- Is Optimism Just Nostalgia in Disguise? – Marina 2, Literature, Sun 11:30 AM: We are hearing, after a long sojourn in dystopia and postapocalypse, that optimistic SF is making a comeback. Is it really the case or is the optimism of yesterday just another type of nostalgia? When climate change, postantibiotic medicine, and resource depletion are major factors in our lives (topics that are not always as well addressed in optimistic SF), is there a way to temper our optimism and inspire those who might be able to face these problems?
Panelists: Andrea Hairston (mod), N.A. Ratnayake, Matthew Kressel, T.X. Watson, M.J. Cunniff
SciFi Policy has posted an in-depth interview with N.A. Ratnayake about the issues in Red Soil Through Our Fingers.
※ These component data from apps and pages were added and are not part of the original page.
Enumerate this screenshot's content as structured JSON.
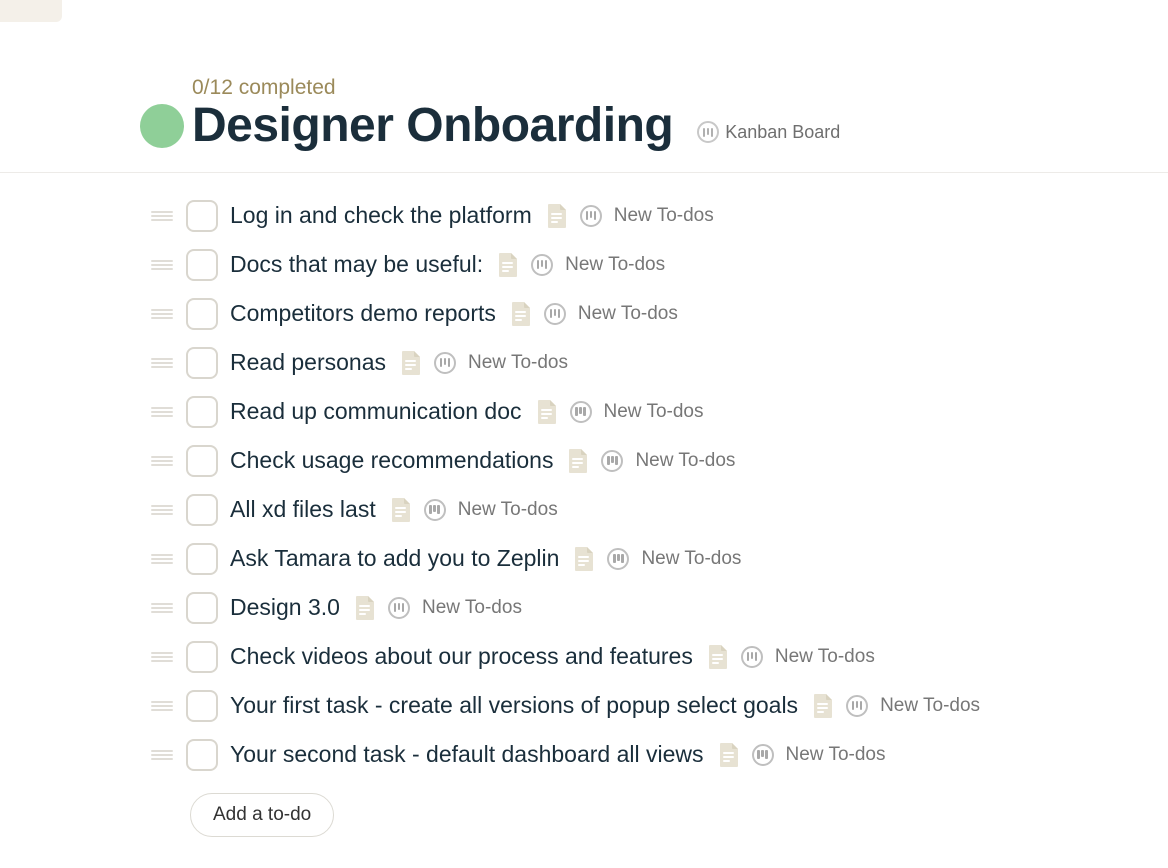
{
  "header": {
    "completion_text": "0/12 completed",
    "title": "Designer Onboarding",
    "board_label": "Kanban Board"
  },
  "task_status_label": "New To-dos",
  "tasks": [
    {
      "title": "Log in and check the platform"
    },
    {
      "title": "Docs that may be useful:"
    },
    {
      "title": "Competitors demo reports"
    },
    {
      "title": "Read personas"
    },
    {
      "title": "Read up communication doc"
    },
    {
      "title": "Check usage recommendations"
    },
    {
      "title": "All xd files last"
    },
    {
      "title": "Ask Tamara to add you to Zeplin"
    },
    {
      "title": "Design 3.0"
    },
    {
      "title": "Check videos about our process and features"
    },
    {
      "title": "Your first task - create all versions of popup select goals"
    },
    {
      "title": "Your second task - default dashboard all views"
    }
  ],
  "add_button_label": "Add a to-do"
}
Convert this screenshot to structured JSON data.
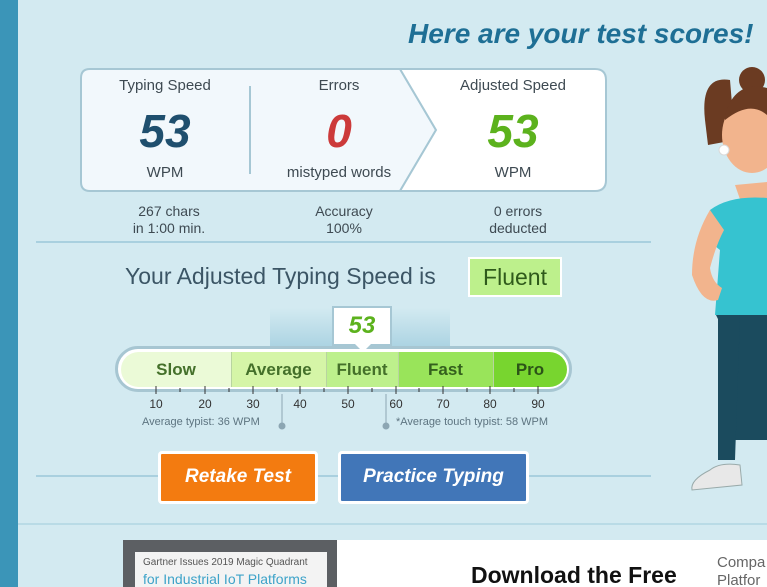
{
  "header": {
    "title": "Here are your test scores!"
  },
  "scores": [
    {
      "label": "Typing Speed",
      "value": "53",
      "unit": "WPM"
    },
    {
      "label": "Errors",
      "value": "0",
      "unit": "mistyped words"
    },
    {
      "label": "Adjusted Speed",
      "value": "53",
      "unit": "WPM"
    }
  ],
  "details": {
    "chars": "267 chars",
    "time": "in 1:00 min.",
    "accuracy_label": "Accuracy",
    "accuracy_value": "100%",
    "errors_deducted_1": "0 errors",
    "errors_deducted_2": "deducted"
  },
  "adjusted": {
    "text": "Your Adjusted Typing Speed is",
    "level": "Fluent"
  },
  "scale": {
    "current_wpm": "53",
    "segments": [
      "Slow",
      "Average",
      "Fluent",
      "Fast",
      "Pro"
    ],
    "ticks": [
      "10",
      "20",
      "30",
      "40",
      "50",
      "60",
      "70",
      "80",
      "90"
    ],
    "avg_typist_note": "Average typist: 36 WPM",
    "avg_touch_note": "*Average touch typist: 58 WPM"
  },
  "buttons": {
    "retake": "Retake Test",
    "practice": "Practice Typing"
  },
  "ad": {
    "img_line1": "Gartner Issues 2019 Magic Quadrant",
    "img_line2": "for Industrial IoT Platforms",
    "headline": "Download the Free",
    "side_line1": "Compa",
    "side_line2": "Platfor"
  },
  "colors": {
    "title": "#1e6f95",
    "typing_speed": "#1f4f6e",
    "errors": "#cc3a3a",
    "adjusted_speed": "#5cb21d",
    "retake_button": "#f37b10",
    "practice_button": "#4176b8"
  }
}
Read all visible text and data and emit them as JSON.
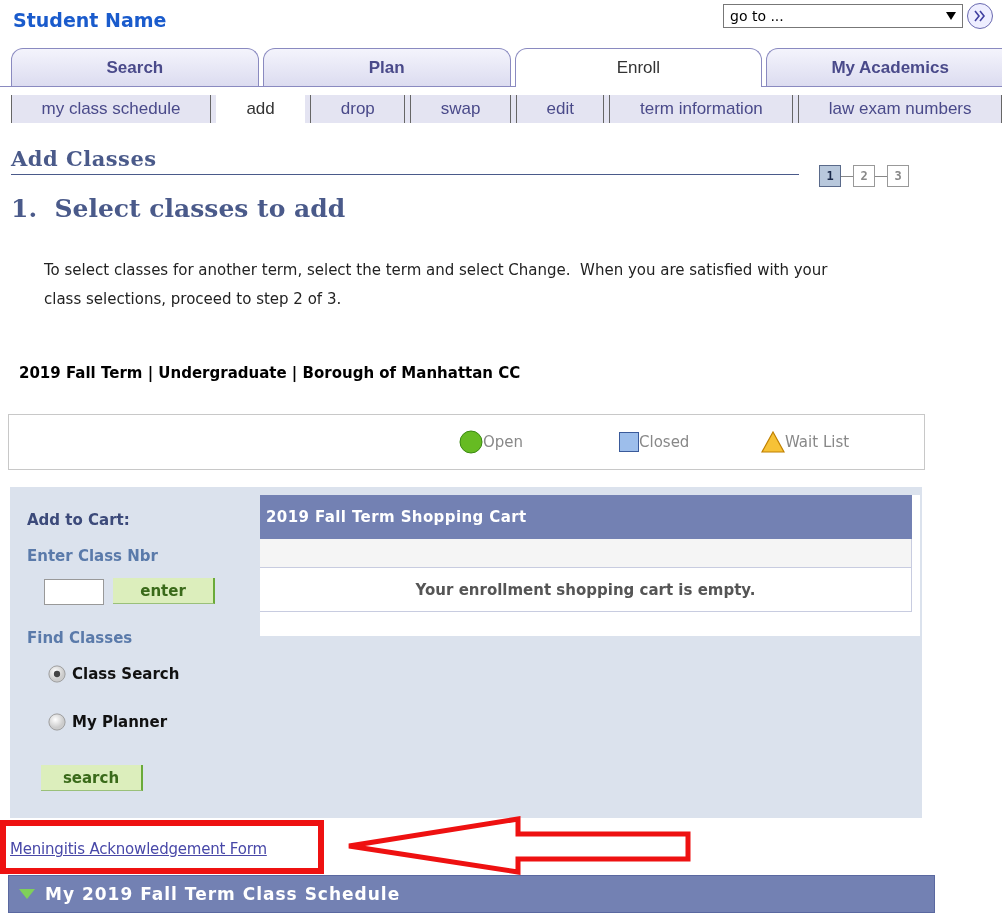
{
  "student_name": "Student Name",
  "goto": {
    "value": "go to ..."
  },
  "tabs": [
    {
      "label": "Search",
      "selected": false
    },
    {
      "label": "Plan",
      "selected": false
    },
    {
      "label": "Enroll",
      "selected": true
    },
    {
      "label": "My Academics",
      "selected": false
    }
  ],
  "subtabs": [
    {
      "label": "my class schedule",
      "selected": false
    },
    {
      "label": "add",
      "selected": true
    },
    {
      "label": "drop",
      "selected": false
    },
    {
      "label": "swap",
      "selected": false
    },
    {
      "label": "edit",
      "selected": false
    },
    {
      "label": "term information",
      "selected": false
    },
    {
      "label": "law exam numbers",
      "selected": false
    }
  ],
  "page_title": "Add Classes",
  "steps": [
    {
      "label": "1",
      "selected": true
    },
    {
      "label": "2",
      "selected": false
    },
    {
      "label": "3",
      "selected": false
    }
  ],
  "step_heading": "1.  Select classes to add",
  "instructions": "To select classes for another term, select the term and select Change.  When you are satisfied with your class selections, proceed to step 2 of 3.",
  "term_line": "2019 Fall Term | Undergraduate | Borough of Manhattan CC",
  "legend": [
    {
      "kind": "circle",
      "label": "Open",
      "color": "#66bb22"
    },
    {
      "kind": "square",
      "label": "Closed",
      "color": "#9dbeeb"
    },
    {
      "kind": "triangle",
      "label": "Wait List",
      "color": "#f7c236"
    }
  ],
  "add_to_cart": {
    "heading": "Add to Cart:",
    "enter_label": "Enter Class Nbr",
    "enter_button": "enter",
    "find_label": "Find Classes",
    "options": [
      {
        "label": "Class Search",
        "selected": true
      },
      {
        "label": "My Planner",
        "selected": false
      }
    ],
    "search_button": "search"
  },
  "cart": {
    "title": "2019 Fall Term Shopping Cart",
    "message": "Your enrollment shopping cart is empty."
  },
  "link": "Meningitis Acknowledgement Form",
  "schedule": {
    "title": "My 2019 Fall Term Class Schedule",
    "expanded": true
  }
}
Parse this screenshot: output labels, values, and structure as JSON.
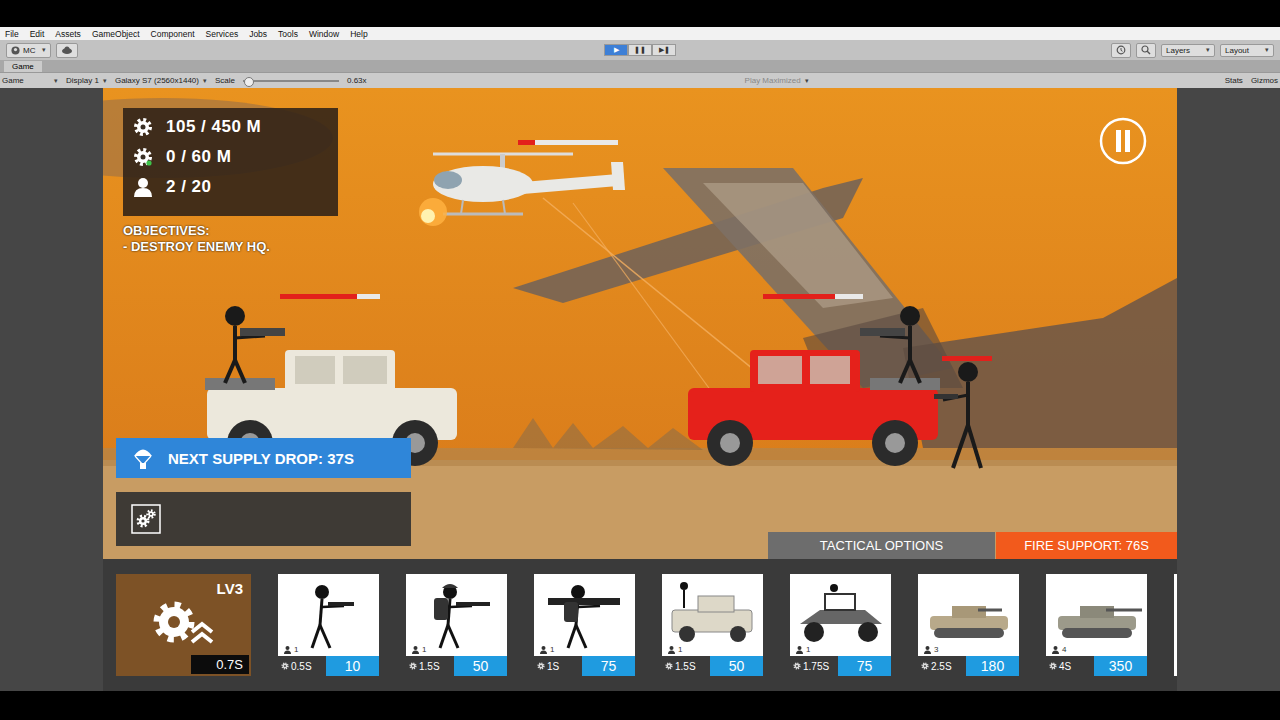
{
  "editor": {
    "menu": [
      "File",
      "Edit",
      "Assets",
      "GameObject",
      "Component",
      "Services",
      "Jobs",
      "Tools",
      "Window",
      "Help"
    ],
    "account": "MC",
    "play_controls": [
      {
        "icon": "▶",
        "selected": true
      },
      {
        "icon": "❚❚",
        "selected": false
      },
      {
        "icon": "▶❚",
        "selected": false
      }
    ],
    "layers": "Layers",
    "layout": "Layout",
    "tab": "Game",
    "game_toolbar": {
      "view": "Game",
      "display": "Display 1",
      "resolution": "Galaxy S7 (2560x1440)",
      "scale_label": "Scale",
      "scale_level": 0.03,
      "scale_value": "0.63x",
      "play_maximized": "Play Maximized",
      "play_maximized_enabled": false,
      "stats": "Stats",
      "gizmos": "Gizmos"
    }
  },
  "hud": {
    "stats": [
      {
        "kind": "gear",
        "value": "105 / 450 M"
      },
      {
        "kind": "gear-e",
        "value": "0 / 60 M"
      },
      {
        "kind": "person",
        "value": "2 / 20"
      }
    ],
    "objectives_title": "OBJECTIVES:",
    "objectives": [
      "- DESTROY ENEMY HQ."
    ],
    "supply_drop": "NEXT SUPPLY DROP: 37S",
    "tactical_options": "TACTICAL OPTIONS",
    "fire_support": "FIRE SUPPORT: 76S"
  },
  "battlefield": [
    {
      "kind": "helicopter",
      "level": 0.17,
      "color": "#e9e9e6",
      "facing": "left"
    },
    {
      "kind": "jeep",
      "level": 0.77,
      "color": "#ece8dc",
      "facing": "right"
    },
    {
      "kind": "jeep",
      "level": 0.72,
      "color": "#e5211b",
      "facing": "left"
    },
    {
      "kind": "soldier",
      "level": 1,
      "color": "#1a1a1a",
      "facing": "left"
    }
  ],
  "upgrade": {
    "level": "LV3",
    "time": "0.7S"
  },
  "units": [
    {
      "kind": "rifleman",
      "pop": "1",
      "time": "0.5S",
      "cost": "10"
    },
    {
      "kind": "heavy",
      "pop": "1",
      "time": "1.5S",
      "cost": "50"
    },
    {
      "kind": "rocket",
      "pop": "1",
      "time": "1S",
      "cost": "75"
    },
    {
      "kind": "jeep",
      "pop": "1",
      "time": "1.5S",
      "cost": "50"
    },
    {
      "kind": "buggy",
      "pop": "1",
      "time": "1.75S",
      "cost": "75"
    },
    {
      "kind": "ifv",
      "pop": "3",
      "time": "2.5S",
      "cost": "180"
    },
    {
      "kind": "tank",
      "pop": "4",
      "time": "4S",
      "cost": "350"
    }
  ]
}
Human expansion into space is happening. Where previous generations imagined the push into space driven by government programs such as NASA, we are seeing now that it is likely to be corporations or private interests staking claims out there at least as much as governments. In fact, multiple companies have already declared near-term space intentions such as orbital tourism, mining lucrative asteroids, extracting fresh water and hydrocarbons, and settling on the Moon and Mars.
There is likely more platinum and water in the asteroid belt than there is in all of planet Earth. To whom does this wealth belong? Commercial enterprise and private interests will need to play a large role in opening up space for humanity, but strong public space policy now is essential to shape and guide the coming age for society as a whole. Writers, scientists, engineers, and policymakers have been talking for decades about what our future in space will look like. The public at large needs to enter this conversation, so that we can make sure our expansion into space results in an equitable, sustainable, and responsible distribution of the truly staggering amount of resources right here in our own solar system.
Join me at Boskone (February 19-21, 2016) in Boston, MA for New England’s longest running science fiction and fantasy convention. It’s going to be a fun weekend filled with books, film, art, music, gaming, and more. For more information about Boskone, check out The Boskone Blog, Twitter, and Facebook. Visit the Boskone website to register.
I will be appearing in five panels, a reading, and a book release party. Details below!